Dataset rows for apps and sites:
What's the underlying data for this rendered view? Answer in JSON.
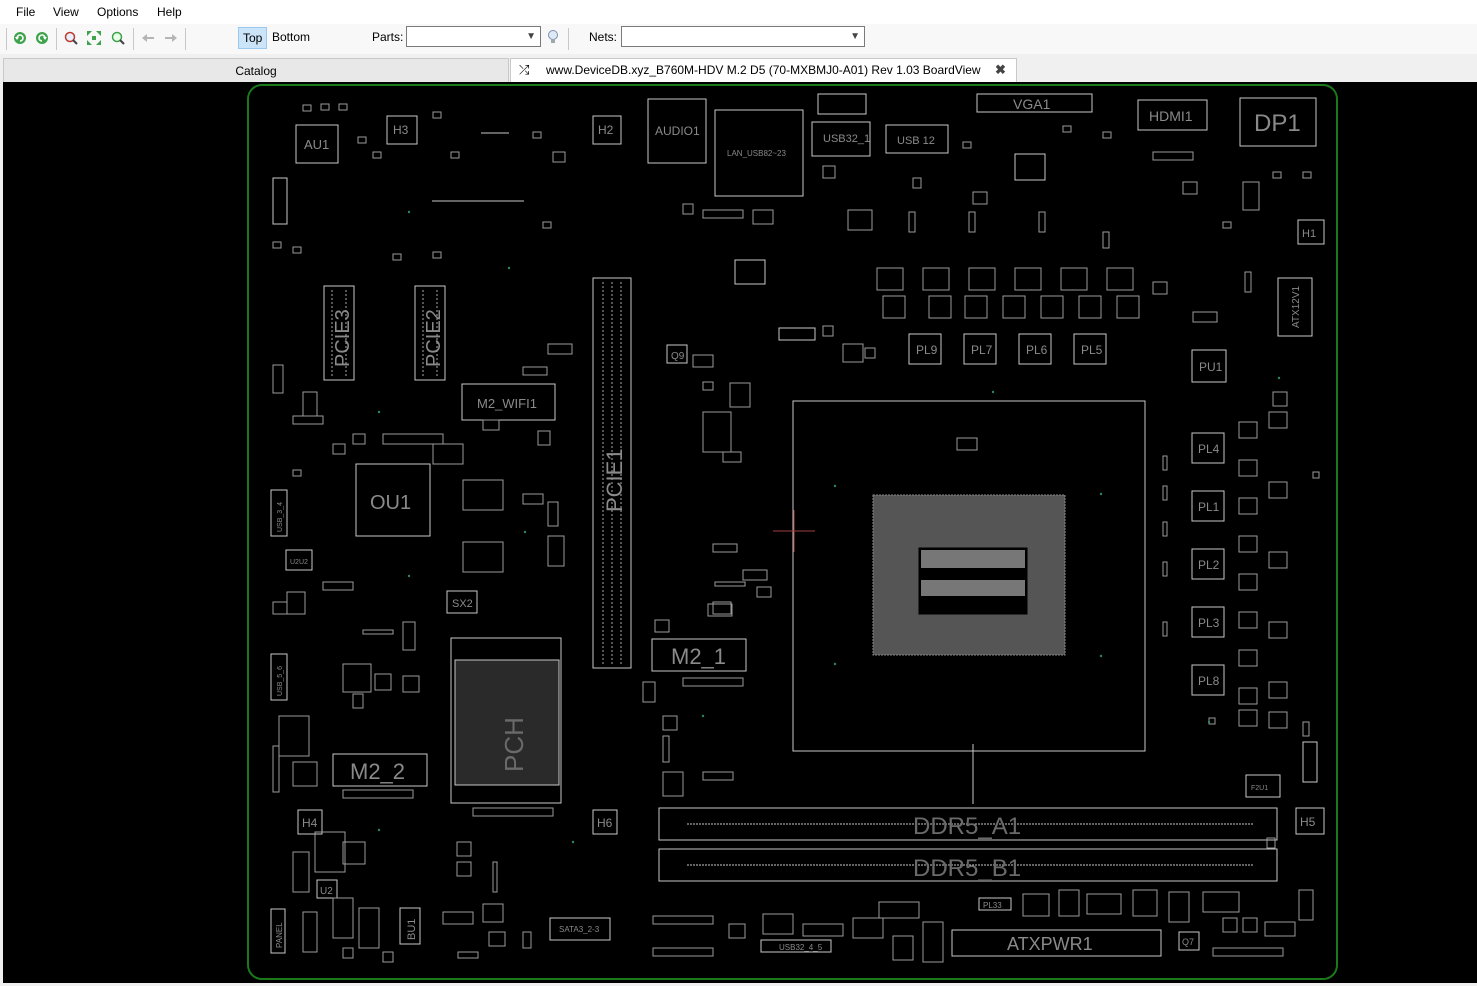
{
  "menu": {
    "file": "File",
    "view": "View",
    "options": "Options",
    "help": "Help"
  },
  "toolbar": {
    "top_label": "Top",
    "bottom_label": "Bottom",
    "parts_label": "Parts:",
    "parts_value": "",
    "nets_label": "Nets:",
    "nets_value": "",
    "icons": [
      "rotate-left-icon",
      "rotate-right-icon",
      "zoom-in-icon",
      "fit-icon",
      "zoom-out-icon",
      "back-arrow-icon",
      "forward-arrow-icon",
      "bulb-icon"
    ]
  },
  "tabs": {
    "catalog": "Catalog",
    "board": "www.DeviceDB.xyz_B760M-HDV M.2 D5 (70-MXBMJ0-A01) Rev 1.03 BoardView"
  },
  "colors": {
    "board_outline": "#1a7a1a",
    "silkscreen": "#c8c8c8",
    "label": "#8a8a8a",
    "cursor": "#a04040"
  },
  "board": {
    "labels": {
      "au1": "AU1",
      "h3": "H3",
      "h2": "H2",
      "audio1": "AUDIO1",
      "lan_usb": "LAN_USB82~23",
      "usb32_1": "USB32_1",
      "usb12": "USB 12",
      "vga1": "VGA1",
      "hdmi1": "HDMI1",
      "dp1": "DP1",
      "h1": "H1",
      "atx12v1": "ATX12V1",
      "pcie3": "PCIE3",
      "pcie2": "PCIE2",
      "m2_wifi1": "M2_WIFI1",
      "q9": "Q9",
      "pl9": "PL9",
      "pl7": "PL7",
      "pl6": "PL6",
      "pl5": "PL5",
      "pu1": "PU1",
      "ou1": "OU1",
      "pcie1": "PCIE1",
      "pl4": "PL4",
      "pl1": "PL1",
      "pl2": "PL2",
      "pl3": "PL3",
      "pl8": "PL8",
      "sx2": "SX2",
      "m2_1": "M2_1",
      "m2_2": "M2_2",
      "pch": "PCH",
      "h4": "H4",
      "h6": "H6",
      "ddr5_a1": "DDR5_A1",
      "ddr5_b1": "DDR5_B1",
      "h5": "H5",
      "u2": "U2",
      "bu1": "BU1",
      "sata3": "SATA3_2-3",
      "usb32_4": "USB32_4_5",
      "pl33": "PL33",
      "atxpwr1": "ATXPWR1",
      "q7": "Q7",
      "panel": "PANEL",
      "f2u1": "F2U1",
      "u2u2": "U2U2",
      "usb34": "USB_3_4",
      "usb56": "USB_5_6"
    }
  }
}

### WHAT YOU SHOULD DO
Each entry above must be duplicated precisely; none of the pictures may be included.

### ANSWER TO THE PROBLEM
What's the underlying data for this rendered view? Answer in JSON.
{
  "menu": {
    "file": "File",
    "view": "View",
    "options": "Options",
    "help": "Help"
  },
  "toolbar": {
    "top_label": "Top",
    "bottom_label": "Bottom",
    "parts_label": "Parts:",
    "parts_value": "",
    "nets_label": "Nets:",
    "nets_value": "",
    "icons": [
      "rotate-left-icon",
      "rotate-right-icon",
      "zoom-in-icon",
      "fit-icon",
      "zoom-out-icon",
      "back-arrow-icon",
      "forward-arrow-icon",
      "bulb-icon"
    ]
  },
  "tabs": {
    "catalog": "Catalog",
    "board": "www.DeviceDB.xyz_B760M-HDV M.2 D5 (70-MXBMJ0-A01) Rev 1.03 BoardView"
  },
  "colors": {
    "board_outline": "#1a7a1a",
    "silkscreen": "#c8c8c8",
    "label": "#8a8a8a",
    "cursor": "#a04040"
  },
  "board": {
    "labels": {
      "au1": "AU1",
      "h3": "H3",
      "h2": "H2",
      "audio1": "AUDIO1",
      "lan_usb": "LAN_USB82~23",
      "usb32_1": "USB32_1",
      "usb12": "USB 12",
      "vga1": "VGA1",
      "hdmi1": "HDMI1",
      "dp1": "DP1",
      "h1": "H1",
      "atx12v1": "ATX12V1",
      "pcie3": "PCIE3",
      "pcie2": "PCIE2",
      "m2_wifi1": "M2_WIFI1",
      "q9": "Q9",
      "pl9": "PL9",
      "pl7": "PL7",
      "pl6": "PL6",
      "pl5": "PL5",
      "pu1": "PU1",
      "ou1": "OU1",
      "pcie1": "PCIE1",
      "pl4": "PL4",
      "pl1": "PL1",
      "pl2": "PL2",
      "pl3": "PL3",
      "pl8": "PL8",
      "sx2": "SX2",
      "m2_1": "M2_1",
      "m2_2": "M2_2",
      "pch": "PCH",
      "h4": "H4",
      "h6": "H6",
      "ddr5_a1": "DDR5_A1",
      "ddr5_b1": "DDR5_B1",
      "h5": "H5",
      "u2": "U2",
      "bu1": "BU1",
      "sata3": "SATA3_2-3",
      "usb32_4": "USB32_4_5",
      "pl33": "PL33",
      "atxpwr1": "ATXPWR1",
      "q7": "Q7",
      "panel": "PANEL",
      "f2u1": "F2U1",
      "u2u2": "U2U2",
      "usb34": "USB_3_4",
      "usb56": "USB_5_6"
    }
  }
}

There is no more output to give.